by James Corbett
The International Forecaster
Oil is crashing back down, precious metals are continuing their climb (although not for lack of manipulation), US treasury yields are hitting record lows and stocks are failing to break previous highs as the Brexit fallout continues to settle on the markets. But for the moment all eyes are turned to Italy, where the next shoe may be about to drop.
[…] Specifically, the shoe is dropping in the Italian banking sector, where bad loans are the nemesis of the day. As the Wall Street Journal reports:
“In Italy, 17% of banks’ loans are sour. That is nearly 10 times the level in the U.S., where, even at the worst of the 2008-09 financial crisis, it was only 5%. Among publicly traded banks in the eurozone, Italian lenders account for nearly half of total bad loans.”

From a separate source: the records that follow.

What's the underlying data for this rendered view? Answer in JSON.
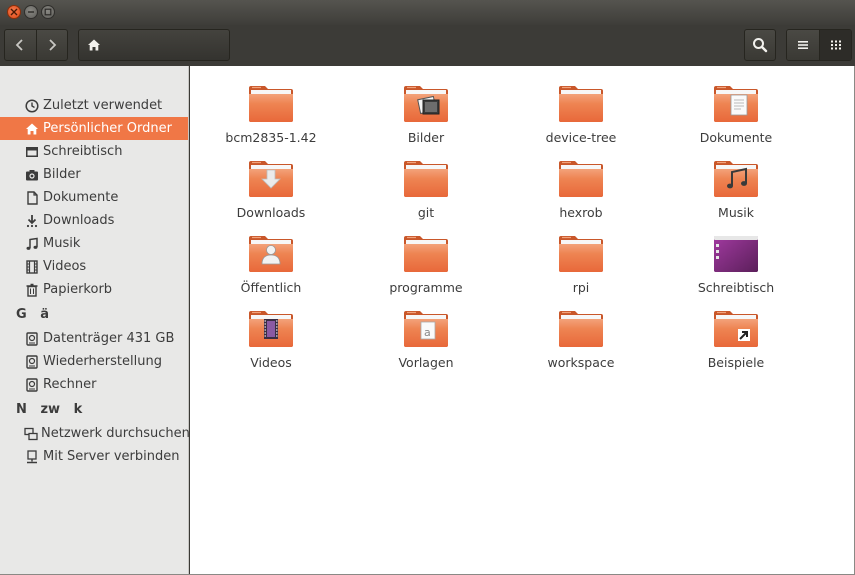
{
  "window": {
    "title": ""
  },
  "toolbar": {
    "back": "back",
    "forward": "forward",
    "home_crumb": "home"
  },
  "sidebar": {
    "items_top": [
      {
        "label": "Zuletzt verwendet",
        "icon": "clock-icon"
      },
      {
        "label": "Persönlicher Ordner",
        "icon": "home-icon",
        "selected": true
      },
      {
        "label": "Schreibtisch",
        "icon": "desktop-icon"
      },
      {
        "label": "Bilder",
        "icon": "camera-icon"
      },
      {
        "label": "Dokumente",
        "icon": "document-icon"
      },
      {
        "label": "Downloads",
        "icon": "download-icon"
      },
      {
        "label": "Musik",
        "icon": "music-icon"
      },
      {
        "label": "Videos",
        "icon": "film-icon"
      },
      {
        "label": "Papierkorb",
        "icon": "trash-icon"
      }
    ],
    "header_devices": "G   ä",
    "devices": [
      {
        "label": "Datenträger 431 GB",
        "icon": "drive-icon"
      },
      {
        "label": "Wiederherstellung",
        "icon": "drive-icon"
      },
      {
        "label": "Rechner",
        "icon": "drive-icon"
      }
    ],
    "header_network": "N   zw   k",
    "network": [
      {
        "label": "Netzwerk durchsuchen",
        "icon": "network-icon"
      },
      {
        "label": "Mit Server verbinden",
        "icon": "server-icon"
      }
    ]
  },
  "files": [
    {
      "label": "bcm2835-1.42",
      "emblem": "none"
    },
    {
      "label": "Bilder",
      "emblem": "pictures"
    },
    {
      "label": "device-tree",
      "emblem": "none"
    },
    {
      "label": "Dokumente",
      "emblem": "documents"
    },
    {
      "label": "Downloads",
      "emblem": "download"
    },
    {
      "label": "git",
      "emblem": "none"
    },
    {
      "label": "hexrob",
      "emblem": "none"
    },
    {
      "label": "Musik",
      "emblem": "music"
    },
    {
      "label": "Öffentlich",
      "emblem": "public"
    },
    {
      "label": "programme",
      "emblem": "none"
    },
    {
      "label": "rpi",
      "emblem": "none"
    },
    {
      "label": "Schreibtisch",
      "emblem": "desktop"
    },
    {
      "label": "Videos",
      "emblem": "videos"
    },
    {
      "label": "Vorlagen",
      "emblem": "templates"
    },
    {
      "label": "workspace",
      "emblem": "none"
    },
    {
      "label": "Beispiele",
      "emblem": "link"
    }
  ],
  "colors": {
    "accent": "#f07746",
    "folder_top": "#f3a27a",
    "folder_body": "#e8683a"
  }
}
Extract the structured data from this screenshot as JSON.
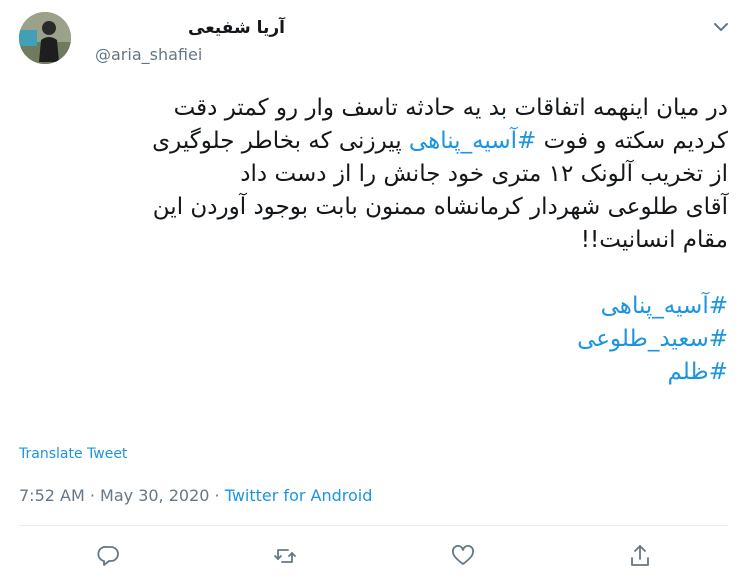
{
  "user": {
    "display_name": "آریا شفیعی",
    "handle": "@aria_shafiei",
    "avatar_icon": "user-avatar-photo"
  },
  "menu_icon": "chevron-down-icon",
  "tweet": {
    "lines": [
      "در میان اینهمه اتفاقات بد یه حادثه تاسف وار رو کمتر دقت",
      "کردیم سکته و فوت ",
      "#آسیه_پناهی",
      " پیرزنی که بخاطر جلوگیری",
      "از تخریب آلونک ۱۲ متری خود جانش را از دست داد",
      "آقای طلوعی شهردار کرمانشاه ممنون بابت بوجود آوردن این",
      "مقام انسانیت!!"
    ],
    "hashtags": [
      "#آسیه_پناهی",
      "#سعید_طلوعی",
      "#ظلم"
    ]
  },
  "translate_label": "Translate Tweet",
  "meta": {
    "time": "7:52 AM",
    "separator": " · ",
    "date": "May 30, 2020",
    "source": "Twitter for Android"
  },
  "actions": {
    "reply_icon": "reply-icon",
    "retweet_icon": "retweet-icon",
    "like_icon": "like-icon",
    "share_icon": "share-icon"
  },
  "colors": {
    "link": "#1b95e0",
    "secondary": "#657786",
    "text": "#14171a",
    "divider": "#e6ecf0"
  }
}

The WSJ blames this on the “lax lending standards” of Italian banks before quoting Lorenzo Codogno, the former director general at the Italian Treasury: “Brexit could lead to a full-blown banking crisis in Italy. The risk of a eurozone meltdown is clearly there if Brexit concerns are not immediately addressed.”